After years of service, she knows by heart the first and last names of just about everyone she needs to visit. She goes door to door, providing vaccines, vitamins, and supplements, along with instructions. As she walks by, Juan (not his real name) calls out from the house next door, asking her to give him a shot.
“I always bring extra vaccines in case this happens. […] the vaccines make people feel protected. He’s going to get the tetanus shot.”
Making her way down the street, she runs into a mother who did not go in to get her children vaccinated, saying she was afraid of the virus. Her younger daughter got her last vaccine after playing with her brother and a neighbor of about the same age. Not going to the Health Centers is one of the effects of the pandemic, which puts the wellbeing of the population at risk.

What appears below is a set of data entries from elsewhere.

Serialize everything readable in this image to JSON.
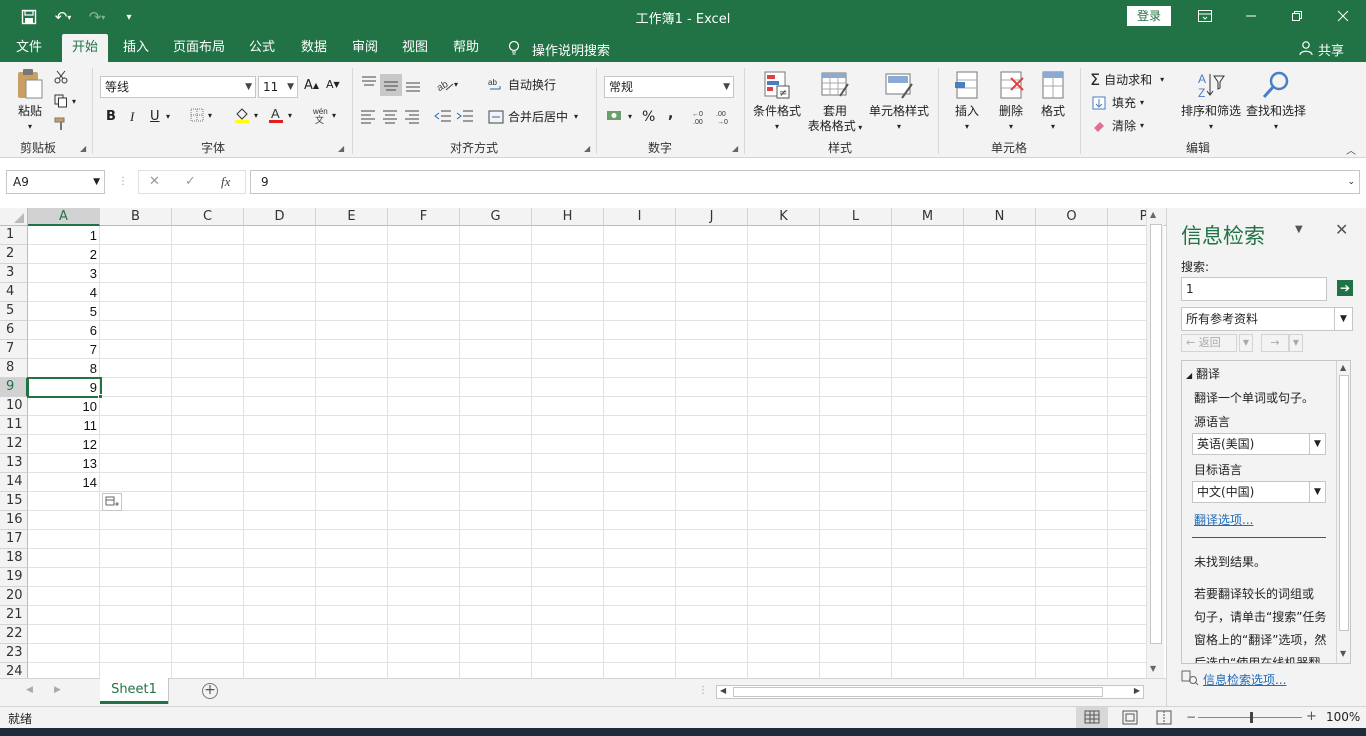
{
  "window": {
    "title": "工作簿1  -  Excel",
    "login_label": "登录"
  },
  "menu": {
    "tabs": [
      "文件",
      "开始",
      "插入",
      "页面布局",
      "公式",
      "数据",
      "审阅",
      "视图",
      "帮助"
    ],
    "tell_me": "操作说明搜索",
    "share": "共享"
  },
  "ribbon": {
    "clipboard": {
      "paste": "粘贴",
      "label": "剪贴板"
    },
    "font": {
      "name": "等线",
      "size": "11",
      "bold": "B",
      "italic": "I",
      "underline": "U",
      "grow": "A",
      "shrink": "A",
      "label": "字体"
    },
    "alignment": {
      "wrap": "自动换行",
      "merge": "合并后居中",
      "label": "对齐方式"
    },
    "number": {
      "format": "常规",
      "percent": "%",
      "comma": ",",
      "label": "数字"
    },
    "styles": {
      "conditional": "条件格式",
      "table1": "套用",
      "table2": "表格格式",
      "cell_styles": "单元格样式",
      "label": "样式"
    },
    "cells": {
      "insert": "插入",
      "delete": "删除",
      "format": "格式",
      "label": "单元格"
    },
    "editing": {
      "autosum": "自动求和",
      "fill": "填充",
      "clear": "清除",
      "sort": "排序和筛选",
      "find": "查找和选择",
      "label": "编辑"
    }
  },
  "formula_bar": {
    "name_box": "A9",
    "fx": "fx",
    "value": "9"
  },
  "sheet": {
    "columns": [
      "A",
      "B",
      "C",
      "D",
      "E",
      "F",
      "G",
      "H",
      "I",
      "J",
      "K",
      "L",
      "M",
      "N",
      "O",
      "P"
    ],
    "rows": [
      "1",
      "2",
      "3",
      "4",
      "5",
      "6",
      "7",
      "8",
      "9",
      "10",
      "11",
      "12",
      "13",
      "14",
      "15",
      "16",
      "17",
      "18",
      "19",
      "20",
      "21",
      "22",
      "23",
      "24"
    ],
    "column_a_values": [
      "1",
      "2",
      "3",
      "4",
      "5",
      "6",
      "7",
      "8",
      "9",
      "10",
      "11",
      "12",
      "13",
      "14"
    ],
    "selected_cell": "A9",
    "tab_name": "Sheet1"
  },
  "research_pane": {
    "title": "信息检索",
    "search_label": "搜索:",
    "search_value": "1",
    "source": "所有参考资料",
    "back": "返回",
    "section": "翻译",
    "desc": "翻译一个单词或句子。",
    "source_lang_label": "源语言",
    "source_lang": "英语(美国)",
    "target_lang_label": "目标语言",
    "target_lang": "中文(中国)",
    "options_link": "翻译选项...",
    "no_result": "未找到结果。",
    "help_lines": [
      "若要翻译较长的词组或",
      "句子，请单击“搜索”任务",
      "窗格上的“翻译”选项，然",
      "后选中“使用在线机器翻"
    ],
    "footer_link": "信息检索选项..."
  },
  "status": {
    "ready": "就绪",
    "zoom": "100%"
  }
}
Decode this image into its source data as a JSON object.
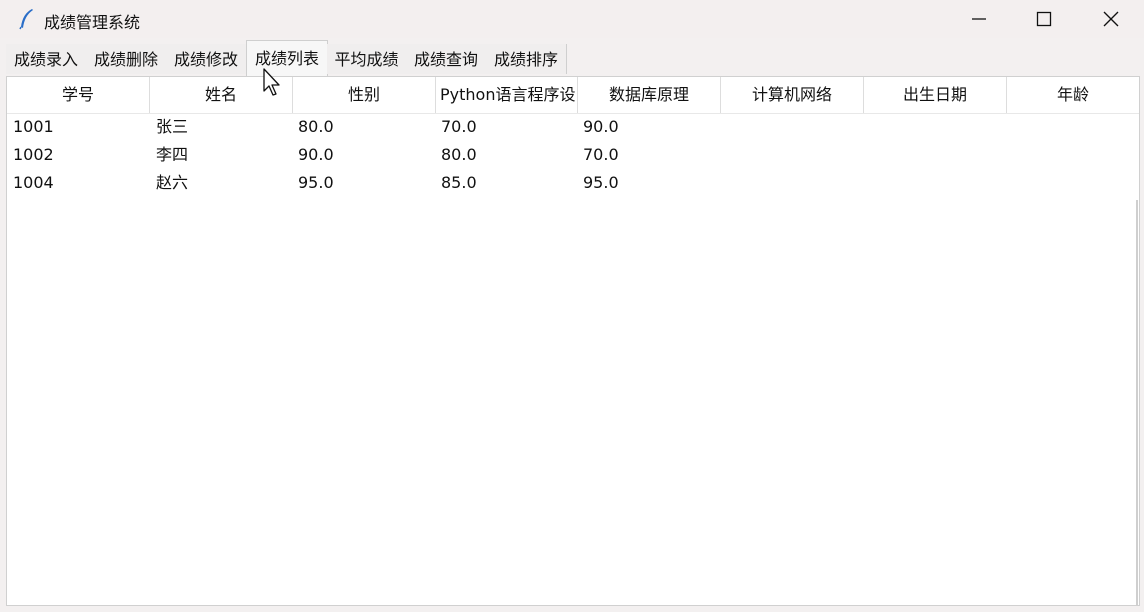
{
  "window": {
    "title": "成绩管理系统",
    "app_icon": "feather-icon",
    "controls": [
      "minimize-icon",
      "maximize-icon",
      "close-icon"
    ]
  },
  "tabs": [
    {
      "label": "成绩录入"
    },
    {
      "label": "成绩删除"
    },
    {
      "label": "成绩修改"
    },
    {
      "label": "成绩列表",
      "active": true
    },
    {
      "label": "平均成绩"
    },
    {
      "label": "成绩查询"
    },
    {
      "label": "成绩排序"
    }
  ],
  "table": {
    "columns": [
      "学号",
      "姓名",
      "性别",
      "Python语言程序设",
      "数据库原理",
      "计算机网络",
      "出生日期",
      "年龄"
    ],
    "rows": [
      [
        "1001",
        "张三",
        "80.0",
        "70.0",
        "90.0",
        "",
        "",
        ""
      ],
      [
        "1002",
        "李四",
        "90.0",
        "80.0",
        "70.0",
        "",
        "",
        ""
      ],
      [
        "1004",
        "赵六",
        "95.0",
        "85.0",
        "95.0",
        "",
        "",
        ""
      ]
    ]
  }
}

Walking through the narrow streets of the camp, we come across Encarnación babysitting six of her grandchildren. One of them needed to be vaccinated according the schedule, but the legal guardian didn’t want to since she didn’t know where to find the vaccination record. According to reports provided to PAHO by Bolivia’s EPI (Expanded Program on Immunization), there are 59,282 children from 1 to 5 years of age in Potosí who have not received the vaccine for measles and rubella or the triple vaccine (MMR).
Near the end of her route in block 21 of the camp, she knocked on the door of Miriam Ballesteros, who is the mother of three children, the youngest of whom is 13-month-old Gael. Miriam takes great care to protect her children’s health.
Miriam talked about how she learned from the nurses at the health center about how to care for her children’s health, and she has shared this knowledge with her friends and younger sisters. In mining areas, financial responsibility primarily falls on the men, most of whom work in the mines of Cerro Rico de Potosí. Of the 11 types of job at the mine, only one can be done by women: “pallir,” which refers to picking out ore from leftover residues. In this social context, it’s the mothers who are in most cases responsible for the wellbeing of their families.
Miriam sadly relates how a friend and other mothers in the area do not take responsibility for their children. “You shouldn’t have children just for the sake of having them. We should be more conscientious […] and protect their future. One day we won’t be there and that child is going to suffer. It’s best to protect them.”
Nelly also regrets the lack of concern on the part of some mothers in the area, but she applauds the responsibility of many others. As a mother of two girls under the age of 5, she complies with the full vaccine schedule and wants to offer that same benefit to the children in the camp, since she believes that “vaccination has no borders.”